Communication, Autonomy and Initiative
Brown Falconer is in the process of transitioning all staff to remote working. Mario Dreosti emphasises the importance of open communication and sharing both the knowns and the unknowns as essential to building trust, autonomy and initiative.
Brown Falconer is a multidisciplinary practice of around 40 people with a larger studio in Adelaide and a small studio in Perth. The practice’s work is diverse, across a number of commercial and institutional sectors.
What measures has your practice put in place in response to COVID-19? What are you looking at doing next?
Like many others, we have progressively shut down external face-to-face interactions and are now transitioning out of the Adelaide studio for remote working by Friday 27 March.
How are you managing staff working remotely – in terms of both technical / IT matters and workplace systems and cultures?
At the time of writing, we have about 50% of our staff working from home in Adelaide – as above, we aim to have everyone doing this by the end of the week. We have previously used conferencing software, VPN and Revit 360 for flexibility and are now using them for full remote working. Engagement will need to be more deliberate, and we expect the greatest challenges to be sustaining cultural connections and ensuring that our design processes and production quality are maintained.
How are you communicating the changes to clients?
We have emailed and Instagrammed our positions as they have evolved and have spoken directly on a project-by-project basis. Most of our clients are operating in similar ways.
What challenges have you encountered to date?
We had to upgrade some of our software and hardware for all to be remote and availability has been a challenge. We have put a lot of effort into regular internal team discussions to try and manage morale and are trying to ensure this continues through technology when remote.
Our relationships with other collaborators and clients are also constrained by the limitations on interactions and these will need to be proactively managed.
Challenges for the future will be managing a likely drop in efficiency of production, at least in the short term, and what impact may occur on the pipeline of work available.
What advice would you give to other practices based on your experiences so far?

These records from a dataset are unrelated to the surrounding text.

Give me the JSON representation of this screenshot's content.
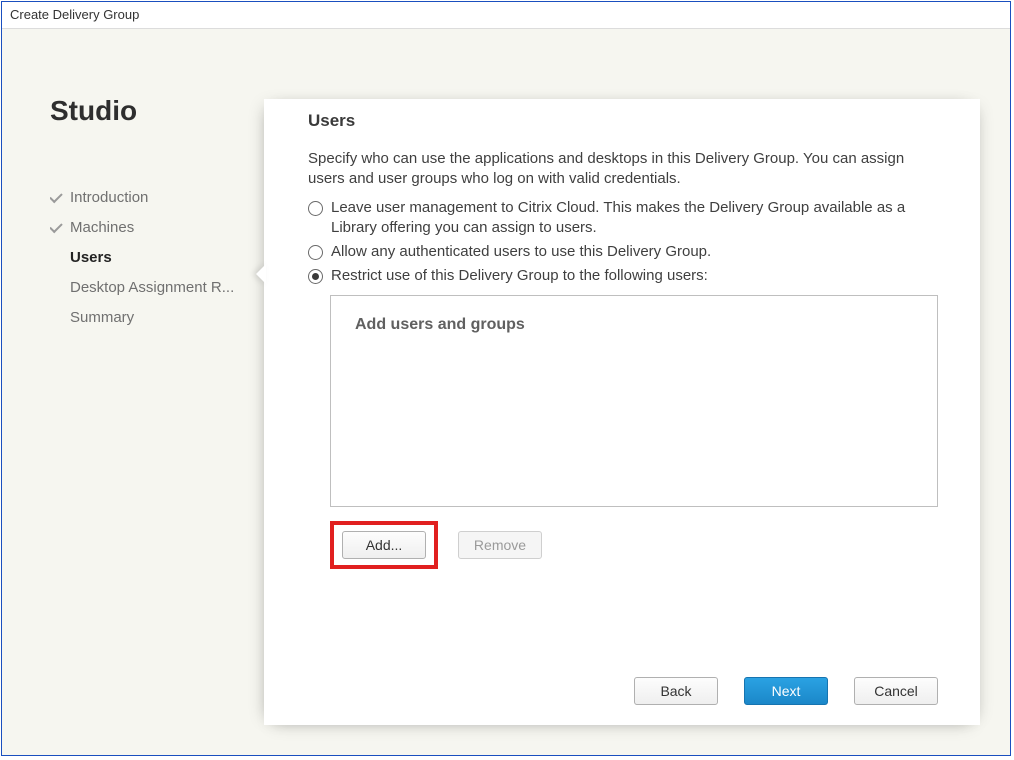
{
  "window": {
    "title": "Create Delivery Group"
  },
  "sidebar": {
    "title": "Studio",
    "items": [
      {
        "label": "Introduction",
        "state": "completed"
      },
      {
        "label": "Machines",
        "state": "completed"
      },
      {
        "label": "Users",
        "state": "current"
      },
      {
        "label": "Desktop Assignment R...",
        "state": "pending"
      },
      {
        "label": "Summary",
        "state": "pending"
      }
    ]
  },
  "page": {
    "title": "Users",
    "description": "Specify who can use the applications and desktops in this Delivery Group. You can assign users and user groups who log on with valid credentials.",
    "options": [
      {
        "label": "Leave user management to Citrix Cloud. This makes the Delivery Group available as a Library offering you can assign to users.",
        "checked": false
      },
      {
        "label": "Allow any authenticated users to use this Delivery Group.",
        "checked": false
      },
      {
        "label": "Restrict use of this Delivery Group to the following users:",
        "checked": true
      }
    ],
    "listbox_placeholder": "Add users and groups",
    "add_label": "Add...",
    "remove_label": "Remove"
  },
  "footer": {
    "back": "Back",
    "next": "Next",
    "cancel": "Cancel"
  }
}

Our team have respected the regular open sharing of both our position and the things that we do not know. We think that everyone is going to need to take on greater levels of autonomy and initiative in this environment and so we are sharing to make sure that all have the same understanding.
Mario Dreosti is Managing Director of Brown Falconer, current Vice President of the ACA – SA Committee and immediate past President of the SA Chapter of the Australian Institute of Architects. Mario is an advocate for design-led thinking across all platforms and have been heavily involved in submission and representation around the SA Planning System Reform for some years now.